Abs plastic is toxic
As man does not live by news alone, we have decided to incorporate to our publication a line of more technical articles, perhaps somewhat cumbersome for those who only seek general information about 3D printing, but certainly very practical for those who are already immersed in this world and seek to deepen to another level.
To start this new line of articles, nothing better than talking about the liquid element, the ABS, and is that much of the 3d printers, almost all home or semi-professional use, use this printing material.
ABS is considered an amorphous thermoplastic. A thermoplastic is a plastic that, when exposed to relatively high temperatures, becomes deformable or flexible and even melts, while when sufficiently cooled, it hardens.

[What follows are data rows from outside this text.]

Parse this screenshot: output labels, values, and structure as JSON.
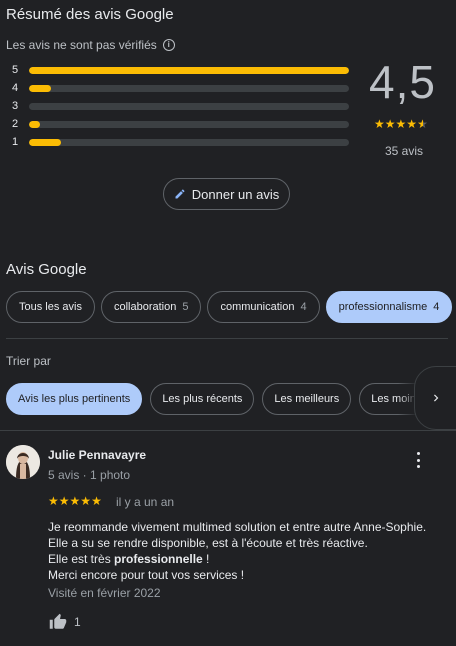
{
  "summary": {
    "title": "Résumé des avis Google",
    "note": "Les avis ne sont pas vérifiés",
    "rating": "4,5",
    "count": "35 avis",
    "distribution": [
      {
        "label": "5",
        "fraction": 1.0
      },
      {
        "label": "4",
        "fraction": 0.07
      },
      {
        "label": "3",
        "fraction": 0.0
      },
      {
        "label": "2",
        "fraction": 0.035
      },
      {
        "label": "1",
        "fraction": 0.1
      }
    ],
    "write_button": "Donner un avis",
    "accent": "#fbbc04"
  },
  "avis": {
    "title": "Avis Google",
    "chips": [
      {
        "label": "Tous les avis",
        "count": ""
      },
      {
        "label": "collaboration",
        "count": "5"
      },
      {
        "label": "communication",
        "count": "4"
      },
      {
        "label": "professionnalisme",
        "count": "4",
        "active": true
      }
    ]
  },
  "sort": {
    "label": "Trier par",
    "options": [
      {
        "label": "Avis les plus pertinents",
        "active": true
      },
      {
        "label": "Les plus récents"
      },
      {
        "label": "Les meilleurs"
      },
      {
        "label": "Les moins bons"
      }
    ]
  },
  "review": {
    "name": "Julie Pennavayre",
    "meta": "5 avis · 1 photo",
    "when": "il y a un an",
    "rating": 5,
    "line1": "Je reommande vivement multimed solution et entre autre Anne-Sophie.",
    "line2": "Elle a su se rendre disponible, est à l'écoute et très réactive.",
    "line3_prefix": "Elle est très ",
    "line3_bold": "professionnelle",
    "line3_suffix": " !",
    "line4": "Merci encore pour tout vos services !",
    "visited": "Visité en février 2022",
    "likes": "1"
  }
}
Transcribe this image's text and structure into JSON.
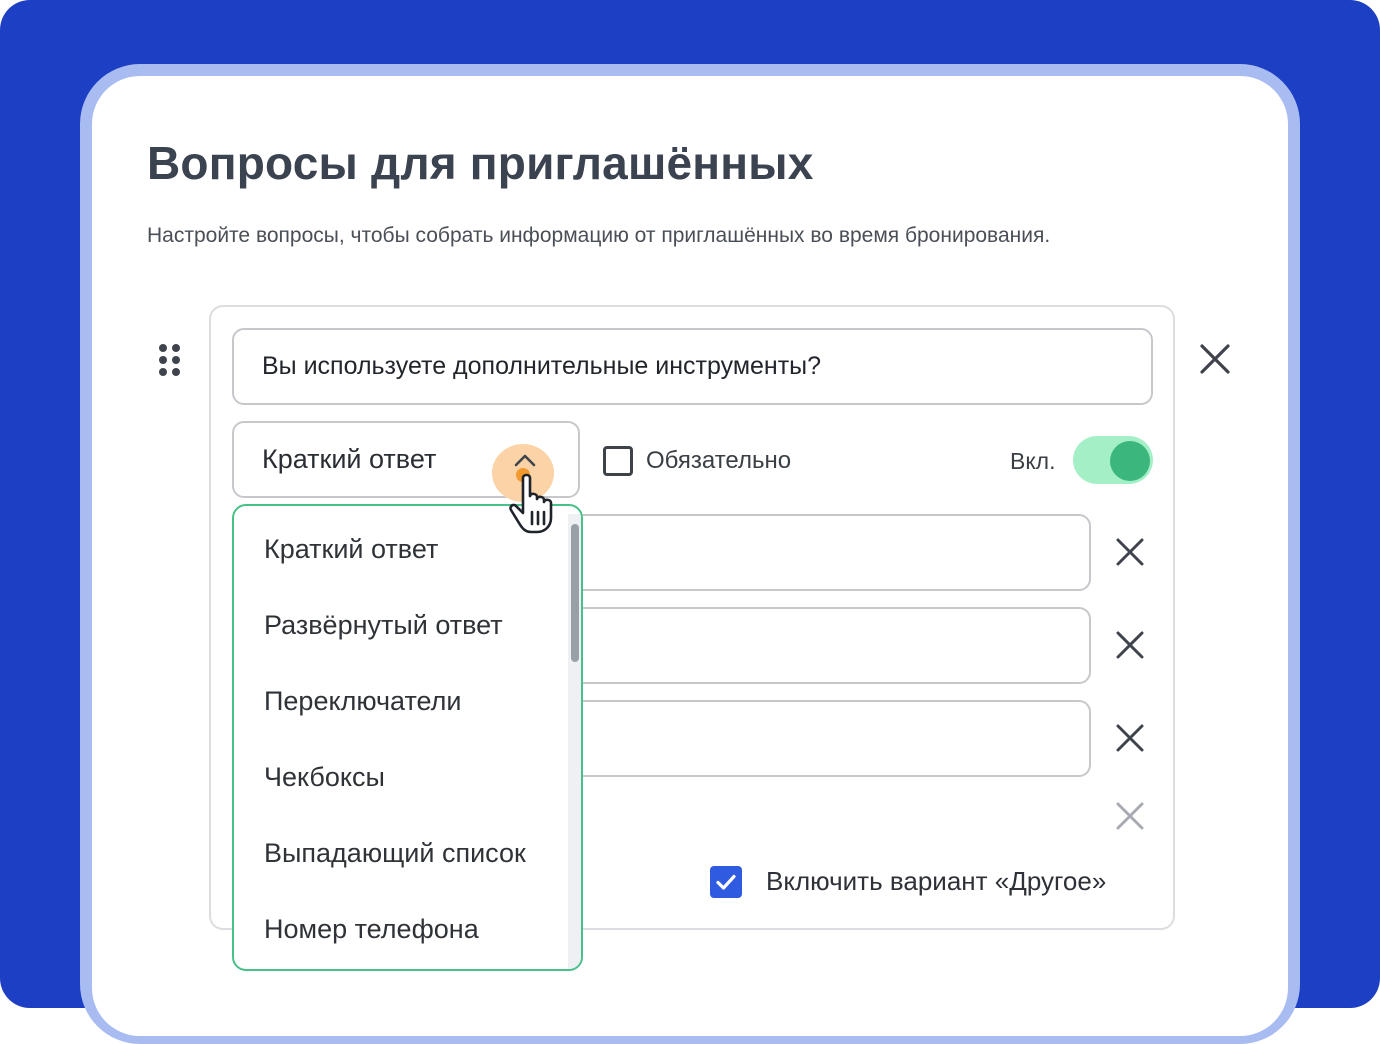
{
  "header": {
    "title": "Вопросы для приглашённых",
    "subtitle": "Настройте вопросы, чтобы собрать информацию от приглашённых во время бронирования."
  },
  "question": {
    "text": "Вы используете дополнительные инструменты?",
    "type_selected": "Краткий ответ",
    "required_label": "Обязательно",
    "required_checked": false,
    "toggle_label": "Вкл.",
    "toggle_on": true,
    "include_other_label": "Включить вариант «Другое»",
    "include_other_checked": true
  },
  "dropdown": {
    "options": [
      "Краткий ответ",
      "Развёрнутый ответ",
      "Переключатели",
      "Чекбоксы",
      "Выпадающий список",
      "Номер телефона"
    ]
  },
  "icons": {
    "drag": "drag-handle-icon",
    "close": "close-icon",
    "chevron": "chevron-up-icon",
    "cursor": "hand-pointer-icon",
    "check": "checkmark-icon"
  },
  "colors": {
    "background": "#1c3fc4",
    "accent_green": "#3bb77e",
    "toggle_track": "#a5efc7",
    "checkbox_blue": "#2f5be0",
    "highlight_orange": "#fbd3a6"
  }
}
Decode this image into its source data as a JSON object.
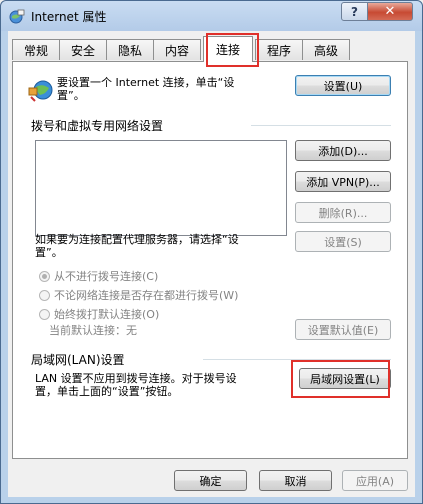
{
  "window": {
    "title": "Internet 属性",
    "help_label": "?",
    "close_label": "✕"
  },
  "tabs": [
    {
      "label": "常规"
    },
    {
      "label": "安全"
    },
    {
      "label": "隐私"
    },
    {
      "label": "内容"
    },
    {
      "label": "连接",
      "active": true
    },
    {
      "label": "程序"
    },
    {
      "label": "高级"
    }
  ],
  "setup": {
    "text_line1": "要设置一个 Internet 连接，单击“设",
    "text_line2": "置”。",
    "button": "设置(U)"
  },
  "dialup": {
    "header": "拨号和虚拟专用网络设置",
    "add_button": "添加(D)...",
    "add_vpn_button": "添加 VPN(P)...",
    "remove_button": "删除(R)...",
    "proxy_text_line1": "如果要为连接配置代理服务器，请选择“设",
    "proxy_text_line2": "置”。",
    "settings_button": "设置(S)",
    "options": [
      {
        "label": "从不进行拨号连接(C)",
        "selected": true
      },
      {
        "label": "不论网络连接是否存在都进行拨号(W)",
        "selected": false
      },
      {
        "label": "始终拨打默认连接(O)",
        "selected": false
      }
    ],
    "current_default_label": "当前默认连接：",
    "current_default_value": "无",
    "set_default_button": "设置默认值(E)"
  },
  "lan": {
    "header": "局域网(LAN)设置",
    "text_line1": "LAN 设置不应用到拨号连接。对于拨号设",
    "text_line2": "置，单击上面的“设置”按钮。",
    "button": "局域网设置(L)"
  },
  "footer": {
    "ok": "确定",
    "cancel": "取消",
    "apply": "应用(A)"
  },
  "colors": {
    "highlight_box": "#e0302a"
  }
}
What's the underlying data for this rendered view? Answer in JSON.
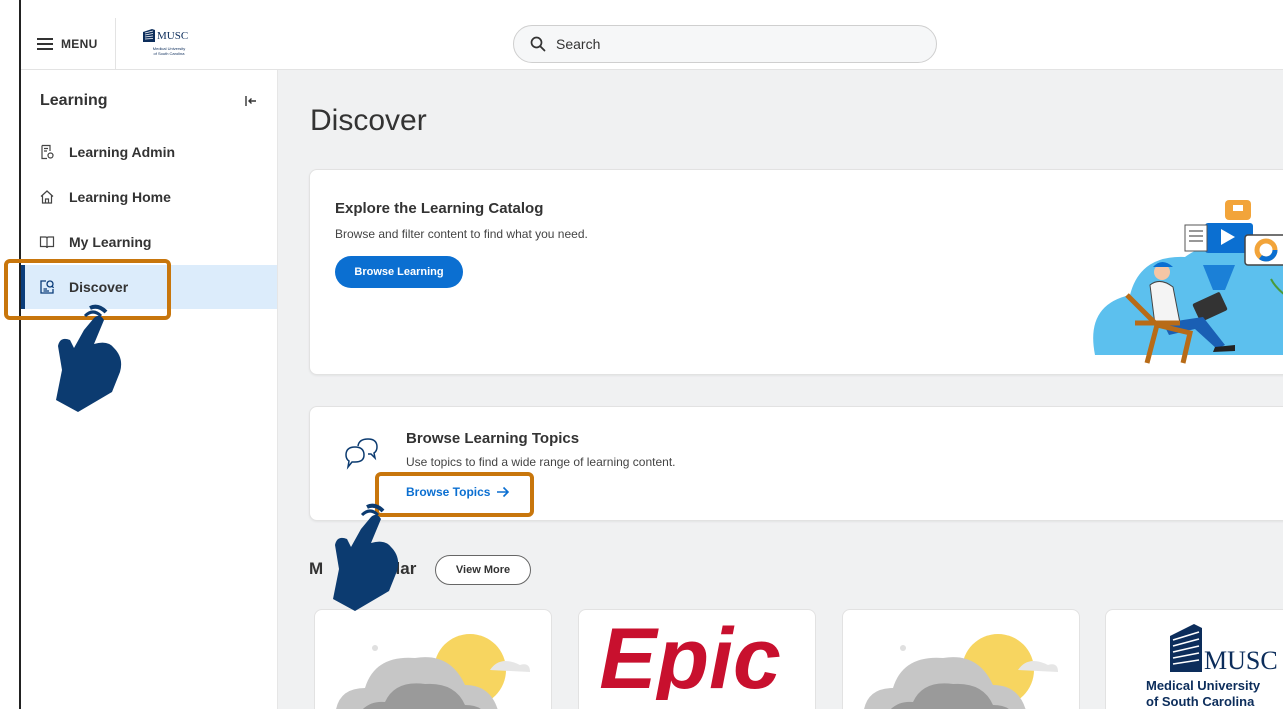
{
  "header": {
    "menu_label": "MENU",
    "logo": {
      "wordmark": "MUSC",
      "subtitle_1": "Medical University",
      "subtitle_2": "of South Carolina"
    },
    "search_placeholder": "Search"
  },
  "sidebar": {
    "title": "Learning",
    "items": [
      {
        "label": "Learning Admin",
        "icon": "admin-report-icon",
        "active": false
      },
      {
        "label": "Learning Home",
        "icon": "home-icon",
        "active": false
      },
      {
        "label": "My Learning",
        "icon": "book-icon",
        "active": false
      },
      {
        "label": "Discover",
        "icon": "discover-icon",
        "active": true
      }
    ]
  },
  "main": {
    "title": "Discover",
    "catalog_card": {
      "heading": "Explore the Learning Catalog",
      "description": "Browse and filter content to find what you need.",
      "button_label": "Browse Learning"
    },
    "topics_card": {
      "heading": "Browse Learning Topics",
      "description": "Use topics to find a wide range of learning content.",
      "link_label": "Browse Topics"
    },
    "popular": {
      "title_visible_left": "M",
      "title_visible_right": "ular",
      "view_more_label": "View More",
      "tiles": [
        {
          "kind": "weather-illustration"
        },
        {
          "kind": "epic-logo",
          "text": "Epic"
        },
        {
          "kind": "weather-illustration"
        },
        {
          "kind": "musc-logo",
          "wordmark": "MUSC",
          "line1": "Medical University",
          "line2": "of South Carolina"
        }
      ]
    }
  },
  "colors": {
    "accent_blue": "#0b6fd1",
    "nav_active_bg": "#dcecfb",
    "highlight_orange": "#c8760c",
    "hand_navy": "#0c3b70",
    "epic_red": "#c8102e"
  }
}
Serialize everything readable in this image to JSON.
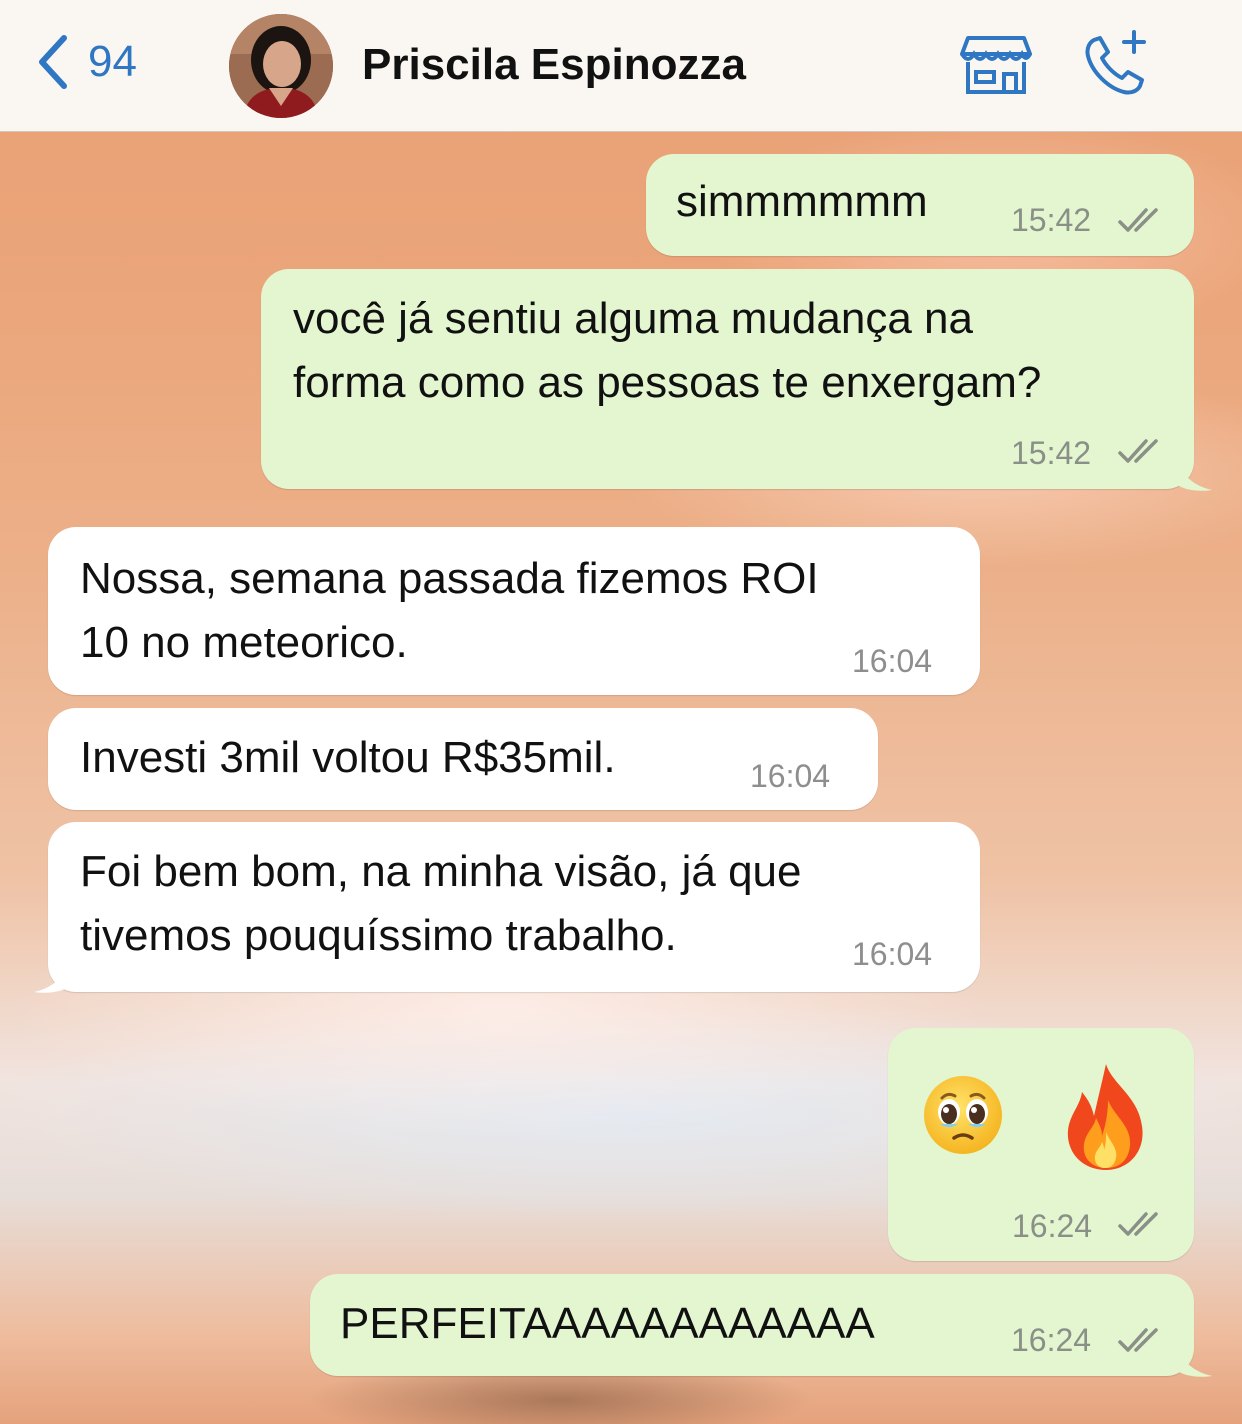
{
  "header": {
    "back_count": "94",
    "contact_name": "Priscila Espinozza"
  },
  "messages": [
    {
      "direction": "outgoing",
      "text": "simmmmmm",
      "time": "15:42",
      "status": "read"
    },
    {
      "direction": "outgoing",
      "text": "você já sentiu alguma mudança na\nforma como as pessoas te enxergam?",
      "time": "15:42",
      "status": "read"
    },
    {
      "direction": "incoming",
      "text": "Nossa, semana passada fizemos ROI\n10 no meteorico.",
      "time": "16:04"
    },
    {
      "direction": "incoming",
      "text": "Investi 3mil voltou R$35mil.",
      "time": "16:04"
    },
    {
      "direction": "incoming",
      "text": "Foi bem bom, na minha visão, já que\ntivemos pouquíssimo trabalho.",
      "time": "16:04"
    },
    {
      "direction": "outgoing",
      "text": "",
      "emojis": [
        "pleading-face",
        "fire"
      ],
      "time": "16:24",
      "status": "read"
    },
    {
      "direction": "outgoing",
      "text": "PERFEITAAAAAAAAAAAA",
      "time": "16:24",
      "status": "read"
    }
  ],
  "colors": {
    "outgoing_bubble": "#e3f6cf",
    "incoming_bubble": "#ffffff",
    "accent": "#2f77c2",
    "read_ticks": "#8a8f88"
  }
}
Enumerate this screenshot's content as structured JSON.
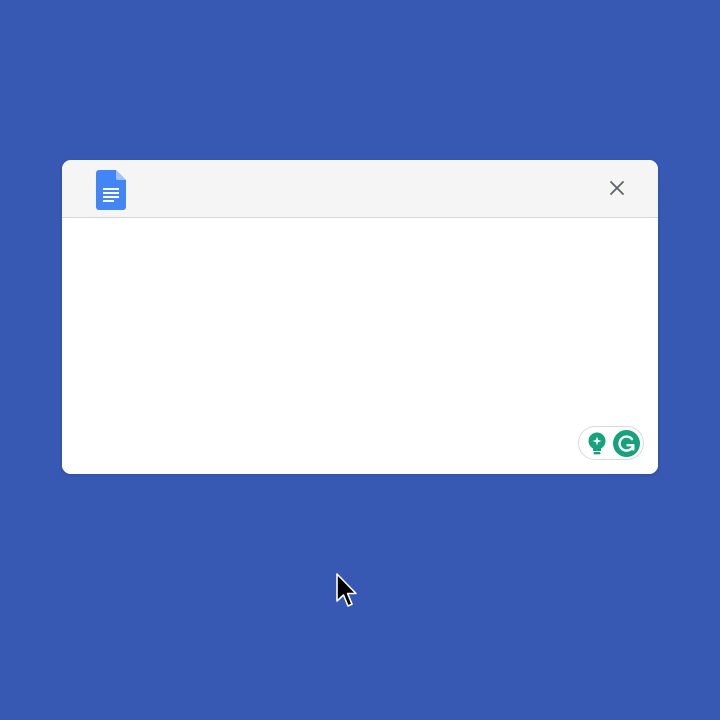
{
  "window": {
    "app_icon": "google-docs-icon",
    "close_icon": "close-icon"
  },
  "grammarly": {
    "suggestions_icon": "lightbulb-icon",
    "logo_icon": "grammarly-g-icon",
    "brand_color": "#15A27C"
  },
  "colors": {
    "background": "#3759B4",
    "docs_blue": "#4285F4"
  },
  "pointer": {
    "icon": "mouse-pointer-icon"
  }
}
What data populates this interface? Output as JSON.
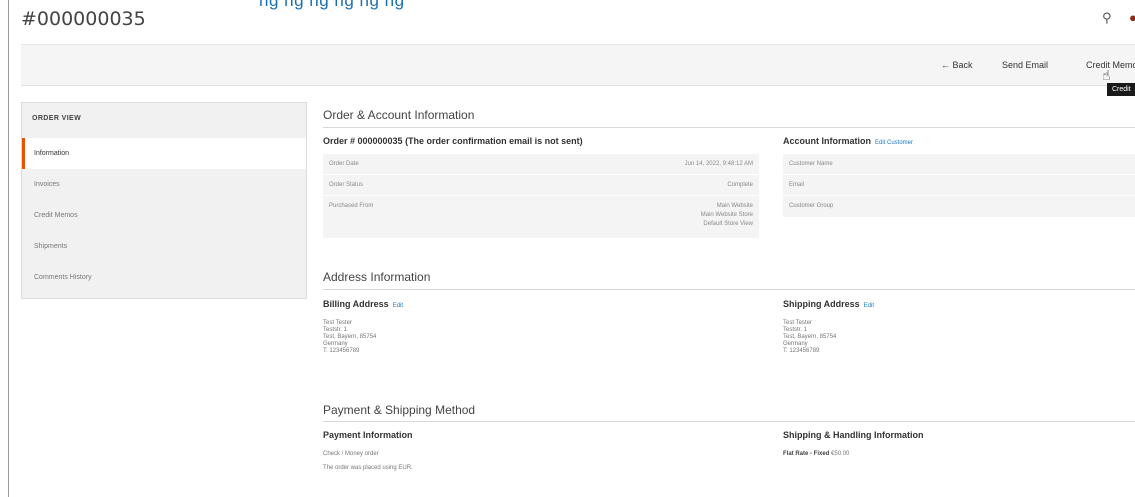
{
  "top_cut_text": "ng ng ng ng ng ng",
  "page_title": "#000000035",
  "header_icons": {
    "search": "search-icon",
    "notifications": "bell-icon"
  },
  "actions": {
    "back": "← Back",
    "send_email": "Send Email",
    "credit_memo": "Credit Memo"
  },
  "tooltip": "Credit",
  "sidebar": {
    "title": "ORDER VIEW",
    "items": [
      {
        "label": "Information",
        "active": true
      },
      {
        "label": "Invoices"
      },
      {
        "label": "Credit Memos"
      },
      {
        "label": "Shipments"
      },
      {
        "label": "Comments History"
      }
    ]
  },
  "order_account": {
    "section_title": "Order & Account Information",
    "order_heading": "Order # 000000035 (The order confirmation email is not sent)",
    "rows": [
      {
        "label": "Order Date",
        "value": "Jun 14, 2022, 9:48:12 AM"
      },
      {
        "label": "Order Status",
        "value": "Complete"
      },
      {
        "label": "Purchased From",
        "value_lines": [
          "Main Website",
          "Main Website Store",
          "Default Store View"
        ]
      }
    ],
    "account_heading": "Account Information",
    "account_edit": "Edit Customer",
    "account_rows": [
      "Customer Name",
      "Email",
      "Customer Group"
    ]
  },
  "address": {
    "section_title": "Address Information",
    "billing_heading": "Billing Address",
    "billing_edit": "Edit",
    "billing_lines": [
      "Test Tester",
      "Teststr. 1",
      "Test, Bayern, 85754",
      "Germany",
      "T: 123456789"
    ],
    "shipping_heading": "Shipping Address",
    "shipping_edit": "Edit",
    "shipping_lines": [
      "Test Tester",
      "Teststr. 1",
      "Test, Bayern, 85754",
      "Germany",
      "T: 123456789"
    ]
  },
  "payment": {
    "section_title": "Payment & Shipping Method",
    "payment_heading": "Payment Information",
    "payment_method": "Check / Money order",
    "currency_note": "The order was placed using EUR.",
    "shipping_heading": "Shipping & Handling Information",
    "shipping_method": "Flat Rate - Fixed",
    "shipping_price": "€50.00"
  }
}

Each of the three building blocks provides different characteristics. Acrolonitrile provides rigidity, resistance to chemical attack, hardness and stability at high temperatures. Butadiene, toughness at particularly low temperatures and impact resistance; and styrene, mechanical strength, stiffness, gloss, hardness.
How to recycle abs plastic
At rest the temperature it reads makes sense, 20-22 degrees. I have tried with the default 230 degrees for ABS and the motor would stall when turning or file the plastic but I couldn’t get any more in. I have taken the whole hot end apart. I see that the plastic base where the extruder is mounted has no obstruction. In the hot end I see that there is a short metal tube that connects the square with the heating element and the area to dissipate heat. I noticed that the plastic went in well until it collided with the connecting tube, which is narrower than the ABS. I understand that that area has to be so hot that it would have to enter as liquid through that tube into the nozzle. I have tried +300 degrees (I had to modify the maximum temperature in the Marlin) and nothing. I did see that the coupling of the fan to the hot end was smoking, then when I removed the plastic I could see that it was hot but nothing else. Then I put it close to the heating element and there, LITTLE BY LITTLE, it softened and melted. I do not think that this is capable of generating the molten plastic that is needed to print a part (I say this from ignorance).
Plastic abs environmental impact
The melting process involves an increase in the heat of the polymer, which results from the increase in temperature and friction between the barrel and the screw. Friction and shear stresses are basic to efficient melting, since polymers are not good conductors of heat. An increase in temperature decreases the viscosity of the molten polymer; the same happens with increasing shear rate. Therefore, both parameters must be adjusted during the process. There are also standard metals for each polymer to avoid corrosion or degradation. With a few exceptions – such as PVC – most plastics can be used on the same machines.
If we have a piece obtained from a mold, a perfect cube of 1 cm3, i.e., its dimensions are 10 mm by 10 mm x 10 mm made of ABS, it will weigh 1.05 grams given the density of the material at 23 degrees (1.05g/cm3).
We thus have in the crucible 1.14 cm3 of ABS polymer. Let us imagine that we have the steel mold with a cavity of 1 cm3 with which the cube that we have melted was made, that is, 10x 10x 10 mm and we have to introduce the material that we have melted in the crucible that, when it was in solid state, was 1 cm3 of material and formed a perfect cube of 1 cm of side, pouring the melted material into the mold by gravity.
To introduce this material into the mold, by gravity, we must wait for the material introduced into the mold to cool down so that it leaves space due to the volumetric contraction that will occur when the molecules are rearranged. In order to be able to pour more molten material, little by little we will be able to introduce the molten material that occupies 1.14 cm3 in the space of the mold that has a volume of 1cm3.Figure 1.